I suppose I have spent most of my adult life in an environment where women are powerful and successful and are all still, in general, married with kids by a certain age. They fulfill both modern and traditional roles with aplomb. It's like taking a step and realising the stairs is gone to walk into a room where it's all so ... penis-centric.

OMG. I ... just. No words.
mesurexit on October 1st, 2011 03:10 am (UTC)
lokifanlokifan on September 30th, 2011 06:39 pm (UTC)
SO not surprised it's so male-dominated; this was very much the experience of my BFF at uni, doing scriptwriting classes.

I don't think loving what you create is necessary - or at least it's only necessary in a specific way.
every Starbucks should have a polar bearscoradh on September 30th, 2011 06:54 pm (UTC)
Interesting! Do you know any particular reason why this is so? Is it something to do with the boys want to be superheroes, girls princesses thing that means girls write books (fairytales are usually books) and boys write films (action films are about superheroes)?

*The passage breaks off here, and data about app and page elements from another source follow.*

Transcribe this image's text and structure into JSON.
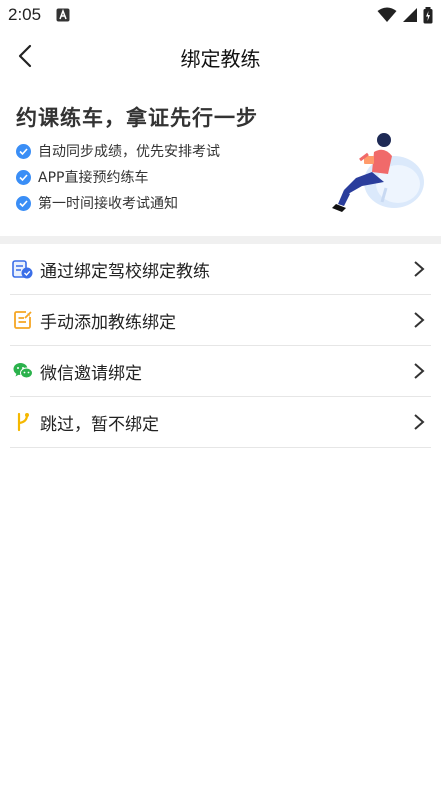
{
  "status_bar": {
    "time": "2:05"
  },
  "header": {
    "title": "绑定教练"
  },
  "banner": {
    "title": "约课练车，拿证先行一步",
    "features": [
      "自动同步成绩，优先安排考试",
      "APP直接预约练车",
      "第一时间接收考试通知"
    ]
  },
  "menu": {
    "items": [
      {
        "label": "通过绑定驾校绑定教练",
        "icon": "school-badge-icon"
      },
      {
        "label": "手动添加教练绑定",
        "icon": "edit-note-icon"
      },
      {
        "label": "微信邀请绑定",
        "icon": "wechat-icon"
      },
      {
        "label": "跳过，暂不绑定",
        "icon": "branch-icon"
      }
    ]
  },
  "colors": {
    "accent": "#3a8ef6",
    "orange": "#f5a623",
    "green": "#2bb24c",
    "yellow": "#f5b800"
  }
}
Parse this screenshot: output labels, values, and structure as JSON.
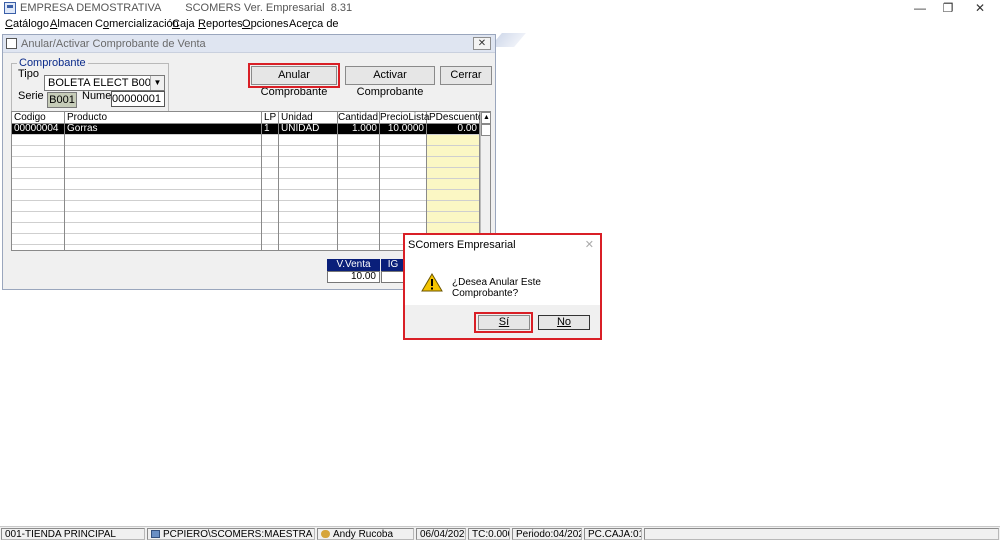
{
  "app": {
    "title": "EMPRESA DEMOSTRATIVA        SCOMERS Ver. Empresarial  8.31",
    "minimize": "—",
    "restore": "❐",
    "close": "✕"
  },
  "menu": [
    {
      "pre": "",
      "ul": "C",
      "post": "atálogo"
    },
    {
      "pre": "",
      "ul": "A",
      "post": "lmacen"
    },
    {
      "pre": "C",
      "ul": "o",
      "post": "mercialización"
    },
    {
      "pre": "",
      "ul": "C",
      "post": "aja"
    },
    {
      "pre": "",
      "ul": "R",
      "post": "eportes"
    },
    {
      "pre": "",
      "ul": "O",
      "post": "pciones"
    },
    {
      "pre": "Ace",
      "ul": "r",
      "post": "ca de"
    }
  ],
  "child": {
    "title": "Anular/Activar Comprobante de Venta",
    "close": "✕",
    "group_label": "Comprobante",
    "tipo_label": "Tipo",
    "tipo_value": "BOLETA ELECT B001",
    "serie_label": "Serie",
    "serie_value": "B001",
    "numero_label": "Numero",
    "numero_value": "00000001",
    "btn_anular": "Anular Comprobante",
    "btn_activar": "Activar Comprobante",
    "btn_cerrar": "Cerrar"
  },
  "grid": {
    "columns": [
      "Codigo",
      "Producto",
      "LP",
      "Unidad",
      "Cantidad",
      "PrecioLista",
      "PDescuento"
    ],
    "rows": [
      [
        "00000004",
        "Gorras",
        "1",
        "UNIDAD",
        "1.000",
        "10.0000",
        "0.00"
      ]
    ]
  },
  "totals": {
    "v_venta_label": "V.Venta",
    "v_venta_value": "10.00",
    "ig_label": "IG"
  },
  "dialog": {
    "title": "SComers Empresarial",
    "close": "✕",
    "message": "¿Desea Anular Este Comprobante?",
    "yes": "Sí",
    "no": "No"
  },
  "status": {
    "store": "001-TIENDA PRINCIPAL",
    "db": "PCPIERO\\SCOMERS:MAESTRA",
    "user": "Andy Rucoba",
    "date": "06/04/2020",
    "tc": "TC:0.000",
    "periodo": "Periodo:04/2020",
    "caja": "PC.CAJA:01"
  },
  "colors": {
    "accent_red": "#d91f26",
    "header_blue": "#0a1f7a",
    "selected_row": "#000000",
    "discount_column": "#fbf7c4"
  }
}
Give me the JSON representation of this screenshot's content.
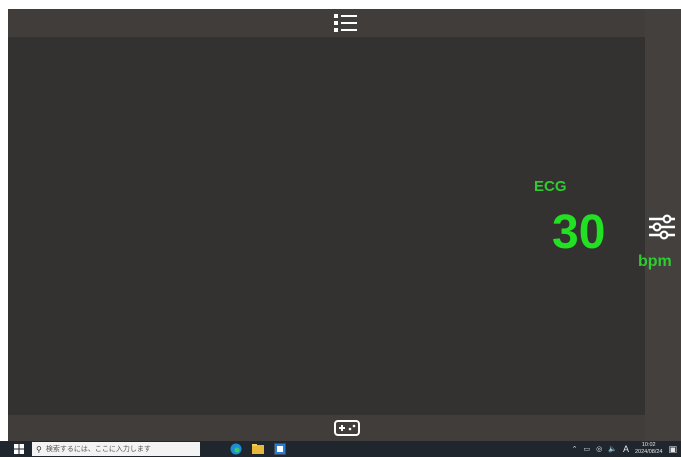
{
  "monitor": {
    "signal_label": "ECG",
    "heart_rate": "30",
    "heart_rate_unit": "bpm"
  },
  "colors": {
    "accent_green": "#22e022",
    "panel_bg": "#333231",
    "bar_bg": "#403d3a"
  },
  "icons": {
    "menu": "list-menu-icon",
    "settings": "sliders-icon",
    "controller": "gamepad-icon"
  },
  "taskbar": {
    "search_placeholder": "検索するには、ここに入力します",
    "input_indicator": "A",
    "time": "10:02",
    "date": "2024/08/24"
  }
}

He said it was, the tutor. But what does he know? :P I mean, I love my stuff at times; just after I've written it, and months or years later when I read a snippet at random. Otherwise, no.
lokifanlokifan on September 30th, 2011 07:02 pm (UTC)
I don't. There's the weight of tradition, of course - women were a force as novellists from early on, whereas telly has always been male-dominated. But I don't know, beyond that. Girls read more, so it makes sense more of them would write novels, but I haven't seen research suggesting boys watch more telly/films. I am completely bemused by it.
JRevalangui on October 1st, 2011 12:14 am (UTC)
On the flipside, it's made me realise that perhaps I am little suited to creating myself. For one thing, if I can dam what creativity I have, if I can and do constantly subjugate it in favour of the banality and vicissitudes of a job I loathe, there can't be much of it there to dam in the first place. I'm not driven to create and I certainly don't love what I do create, which apparently is essential.

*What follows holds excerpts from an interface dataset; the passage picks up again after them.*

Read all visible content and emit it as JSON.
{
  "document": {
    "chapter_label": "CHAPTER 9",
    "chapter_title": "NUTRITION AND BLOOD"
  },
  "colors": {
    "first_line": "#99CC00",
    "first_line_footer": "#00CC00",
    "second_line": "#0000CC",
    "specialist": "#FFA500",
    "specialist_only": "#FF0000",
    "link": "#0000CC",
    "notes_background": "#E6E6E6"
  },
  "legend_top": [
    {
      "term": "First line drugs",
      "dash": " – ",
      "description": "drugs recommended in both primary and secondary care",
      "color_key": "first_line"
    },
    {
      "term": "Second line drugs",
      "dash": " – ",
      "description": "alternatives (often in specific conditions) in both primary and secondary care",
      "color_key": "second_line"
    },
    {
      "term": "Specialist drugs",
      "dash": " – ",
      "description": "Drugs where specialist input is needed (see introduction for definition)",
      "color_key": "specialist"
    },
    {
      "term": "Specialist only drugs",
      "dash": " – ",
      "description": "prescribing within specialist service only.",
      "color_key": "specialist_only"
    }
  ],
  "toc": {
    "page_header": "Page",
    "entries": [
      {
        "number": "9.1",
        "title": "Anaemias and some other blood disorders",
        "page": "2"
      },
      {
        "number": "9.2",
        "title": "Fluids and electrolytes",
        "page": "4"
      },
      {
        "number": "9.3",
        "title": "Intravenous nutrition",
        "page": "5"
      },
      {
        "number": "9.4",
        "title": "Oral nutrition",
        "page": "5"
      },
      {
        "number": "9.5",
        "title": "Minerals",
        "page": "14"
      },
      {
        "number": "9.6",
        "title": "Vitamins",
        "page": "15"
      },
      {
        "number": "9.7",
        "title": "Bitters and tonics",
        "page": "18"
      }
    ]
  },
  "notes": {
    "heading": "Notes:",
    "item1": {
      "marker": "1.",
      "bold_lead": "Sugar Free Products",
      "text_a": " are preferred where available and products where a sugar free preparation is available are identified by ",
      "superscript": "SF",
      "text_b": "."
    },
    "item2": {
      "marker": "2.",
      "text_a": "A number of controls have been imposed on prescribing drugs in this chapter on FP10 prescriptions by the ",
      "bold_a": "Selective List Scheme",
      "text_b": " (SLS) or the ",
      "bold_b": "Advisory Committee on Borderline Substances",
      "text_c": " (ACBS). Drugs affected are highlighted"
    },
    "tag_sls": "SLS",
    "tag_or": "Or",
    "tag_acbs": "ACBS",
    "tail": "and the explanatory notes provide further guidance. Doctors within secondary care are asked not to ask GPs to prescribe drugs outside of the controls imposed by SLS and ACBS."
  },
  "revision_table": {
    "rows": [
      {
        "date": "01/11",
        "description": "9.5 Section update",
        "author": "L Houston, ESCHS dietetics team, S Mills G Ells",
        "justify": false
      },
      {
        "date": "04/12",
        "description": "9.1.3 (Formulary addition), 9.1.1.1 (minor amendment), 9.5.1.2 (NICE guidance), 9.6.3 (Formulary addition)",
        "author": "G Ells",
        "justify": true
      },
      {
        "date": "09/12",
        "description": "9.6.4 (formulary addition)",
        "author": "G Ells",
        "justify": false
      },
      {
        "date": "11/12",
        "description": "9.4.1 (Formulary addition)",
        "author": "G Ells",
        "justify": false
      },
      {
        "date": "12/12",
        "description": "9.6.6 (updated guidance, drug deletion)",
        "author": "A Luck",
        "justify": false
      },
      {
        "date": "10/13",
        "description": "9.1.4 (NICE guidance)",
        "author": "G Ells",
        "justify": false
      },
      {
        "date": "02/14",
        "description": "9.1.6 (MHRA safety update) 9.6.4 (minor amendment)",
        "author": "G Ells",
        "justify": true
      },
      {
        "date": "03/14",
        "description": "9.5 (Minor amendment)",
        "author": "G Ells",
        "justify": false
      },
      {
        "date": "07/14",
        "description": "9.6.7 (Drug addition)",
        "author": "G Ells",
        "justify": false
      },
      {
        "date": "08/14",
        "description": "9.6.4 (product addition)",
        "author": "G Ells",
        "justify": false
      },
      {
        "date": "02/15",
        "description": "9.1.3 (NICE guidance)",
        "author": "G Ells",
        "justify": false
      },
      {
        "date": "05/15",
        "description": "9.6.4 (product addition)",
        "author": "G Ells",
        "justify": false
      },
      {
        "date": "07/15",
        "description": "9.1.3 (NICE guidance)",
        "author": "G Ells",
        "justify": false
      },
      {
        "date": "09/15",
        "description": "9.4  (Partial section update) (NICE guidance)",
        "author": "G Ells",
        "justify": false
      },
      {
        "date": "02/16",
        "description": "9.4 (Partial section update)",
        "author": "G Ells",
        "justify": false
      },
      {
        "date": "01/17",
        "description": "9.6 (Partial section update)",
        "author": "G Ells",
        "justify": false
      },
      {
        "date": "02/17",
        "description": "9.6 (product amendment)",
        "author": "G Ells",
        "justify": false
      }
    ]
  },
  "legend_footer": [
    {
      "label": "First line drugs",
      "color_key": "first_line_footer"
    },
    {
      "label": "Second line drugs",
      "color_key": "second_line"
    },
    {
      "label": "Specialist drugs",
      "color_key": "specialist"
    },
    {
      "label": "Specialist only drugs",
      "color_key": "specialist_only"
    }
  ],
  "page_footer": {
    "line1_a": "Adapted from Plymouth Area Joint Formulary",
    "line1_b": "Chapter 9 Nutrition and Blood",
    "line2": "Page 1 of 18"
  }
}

So all those people suppresing their homosexuality are just not gay enough? XD. I think this a fallacious argument. Creativity needs to be fed and nurtured just like anything else. When you start writing you surely feel like writing more, when you start exercising you get into that after a while, too. To quote Picaso: Inspiration ought to catch you working. I'm not very good at writing consistently, tbh, I think I draw more often than I write but I don't think that's reason enough to give it up completely. Unless you really are only doing it for the readers, but your first answer made more sense to me, escaping into another world is exactly what I want from books, the ones I read and the ones I write.

You could find yourself a all female writing group?

It was interesting to read (also, journal writing is also writing!)